(Records from a collection)
---

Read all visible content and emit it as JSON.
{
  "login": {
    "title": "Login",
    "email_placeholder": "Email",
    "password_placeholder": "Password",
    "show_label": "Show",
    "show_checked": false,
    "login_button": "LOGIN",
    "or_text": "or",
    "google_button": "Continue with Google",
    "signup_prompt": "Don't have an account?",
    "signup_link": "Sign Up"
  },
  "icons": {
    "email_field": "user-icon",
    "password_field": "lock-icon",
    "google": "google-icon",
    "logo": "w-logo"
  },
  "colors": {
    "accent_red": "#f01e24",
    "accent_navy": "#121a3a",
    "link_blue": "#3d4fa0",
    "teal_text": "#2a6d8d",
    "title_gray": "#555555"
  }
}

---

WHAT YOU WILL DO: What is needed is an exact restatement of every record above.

REPLY TO THE TASK:
Read all visible content and emit it as JSON.
{
  "login": {
    "title": "Login",
    "email_placeholder": "Email",
    "password_placeholder": "Password",
    "show_label": "Show",
    "show_checked": false,
    "login_button": "LOGIN",
    "or_text": "or",
    "google_button": "Continue with Google",
    "signup_prompt": "Don't have an account?",
    "signup_link": "Sign Up"
  },
  "icons": {
    "email_field": "user-icon",
    "password_field": "lock-icon",
    "google": "google-icon",
    "logo": "w-logo"
  },
  "colors": {
    "accent_red": "#f01e24",
    "accent_navy": "#121a3a",
    "link_blue": "#3d4fa0",
    "teal_text": "#2a6d8d",
    "title_gray": "#555555"
  }
}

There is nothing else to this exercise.